THE TASK: From the entries below, return every line that includes the word "JSON".

──────────────────────────────

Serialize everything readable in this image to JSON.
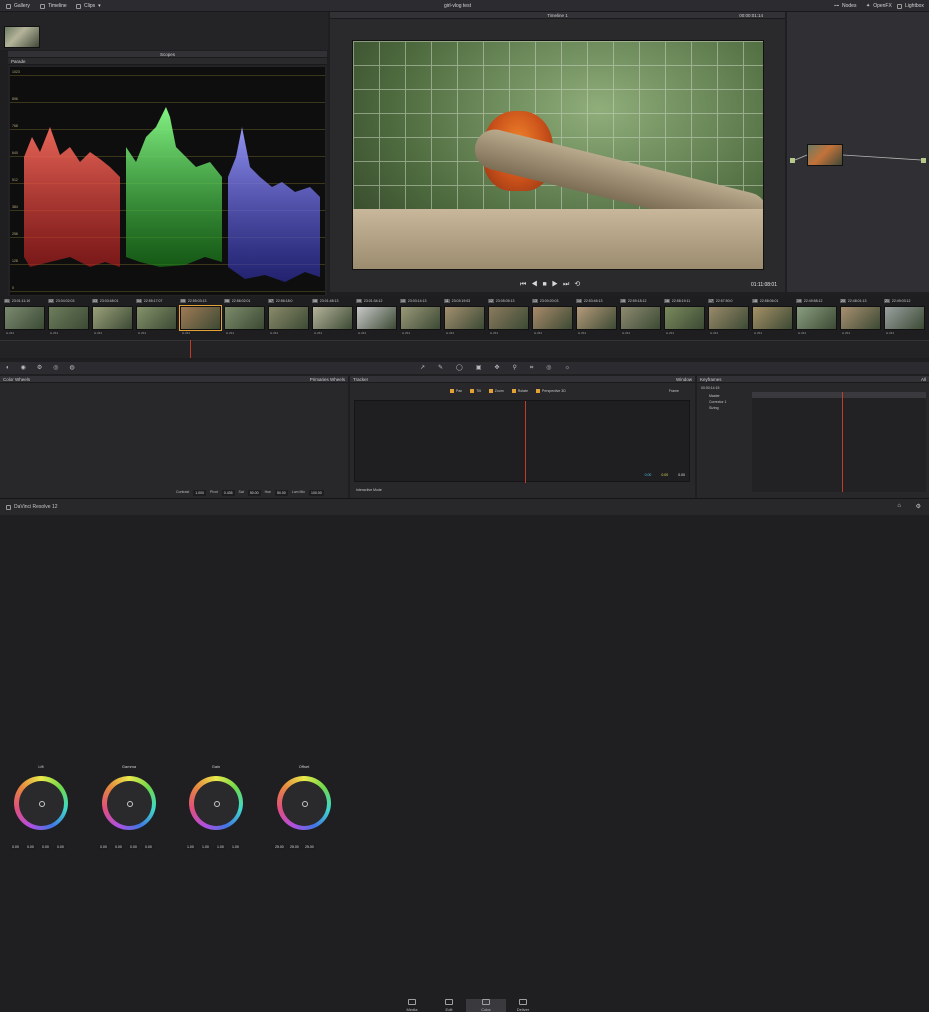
{
  "topbar": {
    "gallery": "Gallery",
    "timeline": "Timeline",
    "clips": "Clips",
    "project_title": "girl-vlog test",
    "nodes": "Nodes",
    "openfx": "OpenFX",
    "lightbox": "Lightbox"
  },
  "scopes": {
    "title": "Scopes",
    "mode": "Parade",
    "ticks": [
      "1023",
      "896",
      "768",
      "640",
      "512",
      "384",
      "256",
      "128",
      "0"
    ]
  },
  "viewer": {
    "timeline_name": "Timeline 1",
    "timecode_top": "00:00:01:14",
    "timecode": "01:11:08:01"
  },
  "clips": [
    {
      "num": "01",
      "tc": "23:01:11:10",
      "lbl": "H.264"
    },
    {
      "num": "02",
      "tc": "23:04:02:03",
      "lbl": "H.264"
    },
    {
      "num": "03",
      "tc": "23:03:48:01",
      "lbl": "H.264"
    },
    {
      "num": "04",
      "tc": "22:55:17:07",
      "lbl": "H.264"
    },
    {
      "num": "05",
      "tc": "22:55:03:13",
      "lbl": "H.264"
    },
    {
      "num": "06",
      "tc": "22:56:02:01",
      "lbl": "H.264"
    },
    {
      "num": "07",
      "tc": "22:56:18:0",
      "lbl": "H.264"
    },
    {
      "num": "08",
      "tc": "23:01:48:13",
      "lbl": "H.264"
    },
    {
      "num": "09",
      "tc": "23:01:34:12",
      "lbl": "H.264"
    },
    {
      "num": "10",
      "tc": "23:03:14:13",
      "lbl": "H.264"
    },
    {
      "num": "11",
      "tc": "23:03:19:03",
      "lbl": "H.264"
    },
    {
      "num": "12",
      "tc": "23:05:05:13",
      "lbl": "H.264"
    },
    {
      "num": "13",
      "tc": "23:00:20:03",
      "lbl": "H.264"
    },
    {
      "num": "14",
      "tc": "22:53:46:13",
      "lbl": "H.264"
    },
    {
      "num": "15",
      "tc": "22:59:18:12",
      "lbl": "H.264"
    },
    {
      "num": "16",
      "tc": "22:58:19:11",
      "lbl": "H.264"
    },
    {
      "num": "17",
      "tc": "22:57:50:0",
      "lbl": "H.264"
    },
    {
      "num": "18",
      "tc": "22:58:06:01",
      "lbl": "H.264"
    },
    {
      "num": "19",
      "tc": "22:49:58:12",
      "lbl": "H.264"
    },
    {
      "num": "20",
      "tc": "22:48:01:13",
      "lbl": "H.264"
    },
    {
      "num": "21",
      "tc": "22:49:03:12",
      "lbl": "H.264"
    }
  ],
  "color_wheels": {
    "title": "Color Wheels",
    "mode": "Primaries Wheels",
    "wheels": [
      {
        "name": "Lift",
        "vals": [
          "0.00",
          "0.00",
          "0.00",
          "0.00"
        ]
      },
      {
        "name": "Gamma",
        "vals": [
          "0.00",
          "0.00",
          "0.00",
          "0.00"
        ]
      },
      {
        "name": "Gain",
        "vals": [
          "1.00",
          "1.00",
          "1.00",
          "1.00"
        ]
      },
      {
        "name": "Offset",
        "vals": [
          "25.00",
          "25.00",
          "25.00"
        ]
      }
    ],
    "contrast_label": "Contrast",
    "contrast": "1.000",
    "pivot_label": "Pivot",
    "pivot": "0.435",
    "sat_label": "Sat",
    "sat": "50.00",
    "hue_label": "Hue",
    "hue": "50.00",
    "lum_label": "Lum Mix",
    "lum": "100.00"
  },
  "tracker": {
    "title": "Tracker",
    "mode": "Window",
    "frame": "Frame",
    "pan": "Pan",
    "tilt": "Tilt",
    "zoom": "Zoom",
    "rotate": "Rotate",
    "perspective": "Perspective 3D",
    "interactive": "Interactive Mode",
    "readouts": [
      "0.00",
      "0.00",
      "0.00"
    ]
  },
  "keyframes": {
    "title": "Keyframes",
    "filter": "All",
    "tc": "00:00:14:15",
    "master": "Master",
    "corrector": "Corrector 1",
    "sizing": "Sizing"
  },
  "bottom": {
    "app": "DaVinci Resolve 12",
    "tabs": [
      "Media",
      "Edit",
      "Color",
      "Deliver"
    ]
  }
}
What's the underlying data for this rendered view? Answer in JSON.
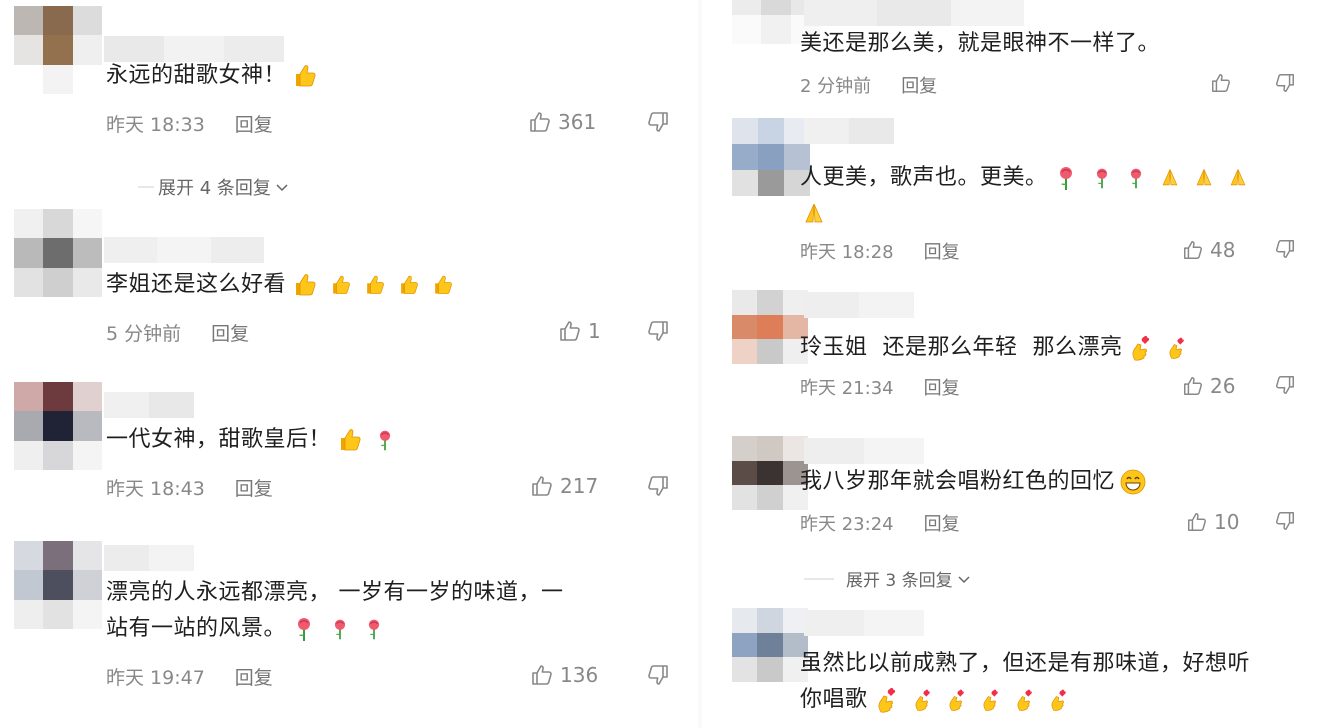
{
  "left": [
    {
      "text": "永远的甜歌女神！",
      "emojis": [
        "thumbs-up"
      ],
      "time": "昨天 18:33",
      "reply_label": "回复",
      "likes": "361",
      "expand": "展开 4 条回复"
    },
    {
      "text": "李姐还是这么好看",
      "emojis": [
        "thumbs-up",
        "thumbs-up",
        "thumbs-up",
        "thumbs-up",
        "thumbs-up"
      ],
      "time": "5 分钟前",
      "reply_label": "回复",
      "likes": "1"
    },
    {
      "text": "一代女神，甜歌皇后！",
      "emojis": [
        "thumbs-up",
        "rose"
      ],
      "time": "昨天 18:43",
      "reply_label": "回复",
      "likes": "217"
    },
    {
      "text_line1": "漂亮的人永远都漂亮， 一岁有一岁的味道，一",
      "text_line2": "站有一站的风景。",
      "emojis": [
        "rose",
        "rose",
        "rose"
      ],
      "time": "昨天 19:47",
      "reply_label": "回复",
      "likes": "136"
    }
  ],
  "right": [
    {
      "text": "美还是那么美，就是眼神不一样了。",
      "time": "2 分钟前",
      "reply_label": "回复",
      "likes": ""
    },
    {
      "text": "人更美，歌声也。更美。",
      "emojis": [
        "rose",
        "rose",
        "rose",
        "pray",
        "pray",
        "pray",
        "pray"
      ],
      "time": "昨天 18:28",
      "reply_label": "回复",
      "likes": "48"
    },
    {
      "text": "玲玉姐  还是那么年轻  那么漂亮",
      "emojis": [
        "finger-heart",
        "finger-heart"
      ],
      "time": "昨天 21:34",
      "reply_label": "回复",
      "likes": "26"
    },
    {
      "text": "我八岁那年就会唱粉红色的回忆",
      "emojis": [
        "grin"
      ],
      "time": "昨天 23:24",
      "reply_label": "回复",
      "likes": "10",
      "expand": "展开 3 条回复"
    },
    {
      "text_line1": "虽然比以前成熟了，但还是有那味道，好想听",
      "text_line2": "你唱歌",
      "emojis": [
        "finger-heart",
        "finger-heart",
        "finger-heart",
        "finger-heart",
        "finger-heart",
        "finger-heart"
      ]
    }
  ],
  "icons": {
    "like": "thumb-up-outline-icon",
    "dislike": "thumb-down-outline-icon",
    "expand": "chevron-down-icon"
  },
  "colors": {
    "text": "#1f1f1f",
    "meta": "#888888",
    "background": "#ffffff"
  }
}
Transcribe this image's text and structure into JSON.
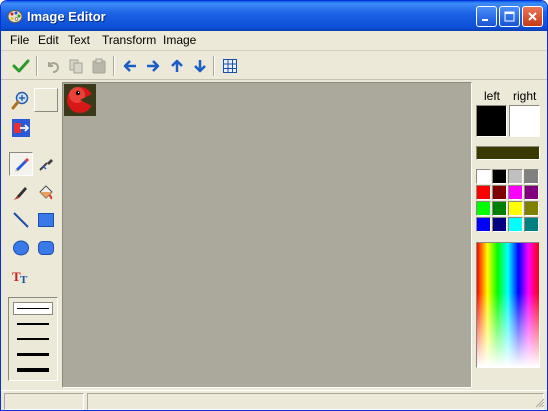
{
  "window": {
    "title": "Image Editor"
  },
  "caption_buttons": [
    {
      "name": "minimize-button",
      "icon": "minimize-icon"
    },
    {
      "name": "maximize-button",
      "icon": "maximize-icon"
    },
    {
      "name": "close-button",
      "icon": "close-icon"
    }
  ],
  "menu": [
    "File",
    "Edit",
    "Text",
    "Transform",
    "Image"
  ],
  "toolbar": [
    {
      "name": "apply-button",
      "icon": "checkmark-icon",
      "enabled": true
    },
    {
      "name": "undo-button",
      "icon": "undo-icon",
      "enabled": false
    },
    {
      "name": "copy-button",
      "icon": "copy-icon",
      "enabled": false
    },
    {
      "name": "paste-button",
      "icon": "paste-icon",
      "enabled": false
    },
    {
      "name": "shift-left-button",
      "icon": "arrow-left-icon",
      "enabled": true
    },
    {
      "name": "shift-right-button",
      "icon": "arrow-right-icon",
      "enabled": true
    },
    {
      "name": "shift-up-button",
      "icon": "arrow-up-icon",
      "enabled": true
    },
    {
      "name": "shift-down-button",
      "icon": "arrow-down-icon",
      "enabled": true
    },
    {
      "name": "grid-button",
      "icon": "grid-icon",
      "enabled": true
    }
  ],
  "tools": [
    {
      "name": "zoom-tool",
      "icon": "magnifier-icon"
    },
    {
      "name": "blank-tool",
      "icon": ""
    },
    {
      "name": "flip-tool",
      "icon": "flip-icon"
    },
    {
      "name": "pencil-tool",
      "icon": "pencil-icon",
      "selected": true
    },
    {
      "name": "color-picker-tool",
      "icon": "eyedropper-icon"
    },
    {
      "name": "brush-tool",
      "icon": "brush-icon"
    },
    {
      "name": "fill-tool",
      "icon": "fill-bucket-icon"
    },
    {
      "name": "line-tool",
      "icon": "line-icon"
    },
    {
      "name": "rectangle-tool",
      "icon": "rectangle-icon"
    },
    {
      "name": "ellipse-tool",
      "icon": "ellipse-icon"
    },
    {
      "name": "rounded-rectangle-tool",
      "icon": "rounded-rectangle-icon"
    },
    {
      "name": "text-tool",
      "icon": "text-icon"
    }
  ],
  "line_widths": [
    1,
    2,
    3,
    4,
    5
  ],
  "palette": {
    "left_label": "left",
    "right_label": "right",
    "left_color": "#000000",
    "right_color": "#ffffff",
    "current_color": "#3a3a00",
    "swatches": [
      "#ffffff",
      "#000000",
      "#c0c0c0",
      "#808080",
      "#ff0000",
      "#800000",
      "#ff00ff",
      "#800080",
      "#00ff00",
      "#008000",
      "#ffff00",
      "#808000",
      "#0000ff",
      "#000080",
      "#00ffff",
      "#008080"
    ]
  },
  "canvas": {
    "background": "#aba89c",
    "image_background": "#3a3a1a",
    "image_subject": "red-pacman-icon"
  },
  "status": {
    "left": "",
    "right": ""
  }
}
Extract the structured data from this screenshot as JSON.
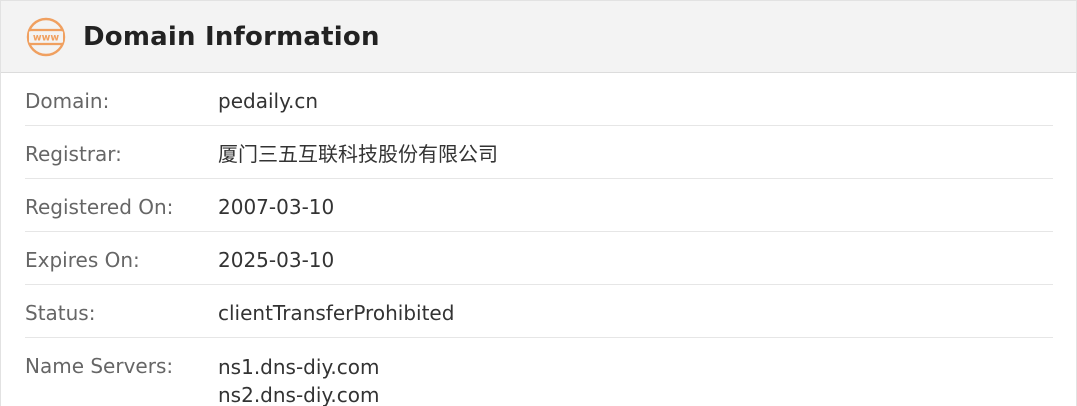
{
  "header": {
    "icon": "www-globe-icon",
    "title": "Domain Information",
    "accent_color": "#f0a060"
  },
  "rows": {
    "domain": {
      "label": "Domain:",
      "value": "pedaily.cn"
    },
    "registrar": {
      "label": "Registrar:",
      "value": "厦门三五互联科技股份有限公司"
    },
    "registered_on": {
      "label": "Registered On:",
      "value": "2007-03-10"
    },
    "expires_on": {
      "label": "Expires On:",
      "value": "2025-03-10"
    },
    "status": {
      "label": "Status:",
      "value": "clientTransferProhibited"
    },
    "name_servers": {
      "label": "Name Servers:",
      "values": [
        "ns1.dns-diy.com",
        "ns2.dns-diy.com"
      ]
    }
  }
}
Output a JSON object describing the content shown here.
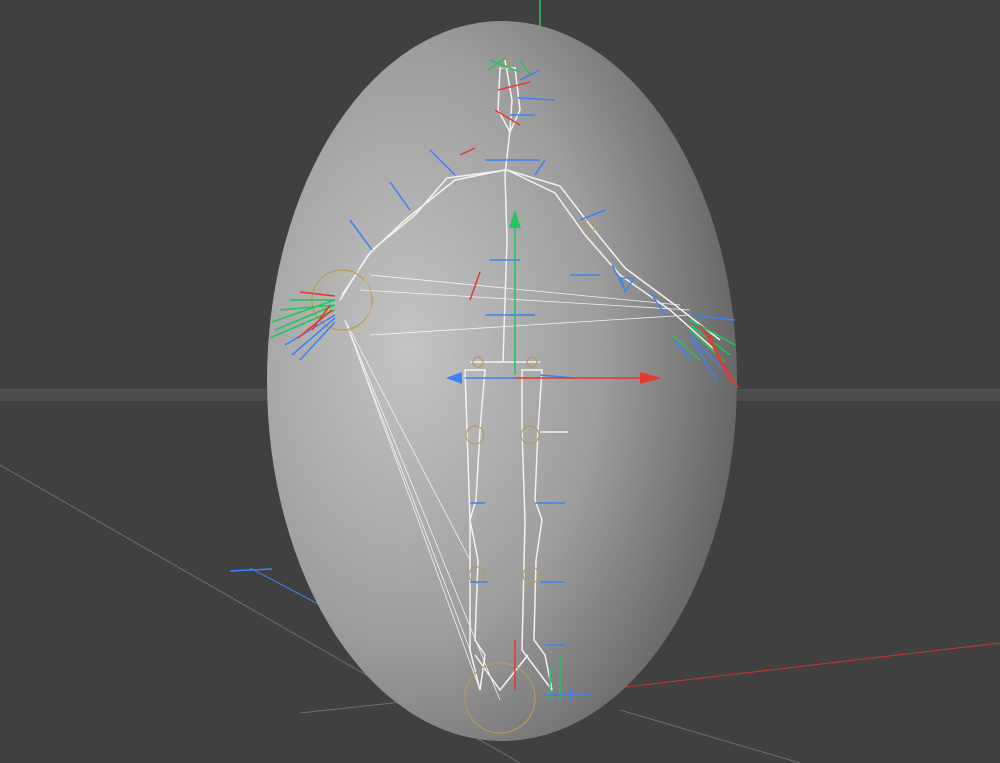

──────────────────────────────

OUTPUT FOR THIS TASK:
Serialize everything readable in this image to JSON.
What's the underlying data for this rendered view? Answer in JSON.
Transcribe this image's text and structure into JSON.
Extract the structured data from this screenshot as JSON.
Output a JSON object describing the content shown here.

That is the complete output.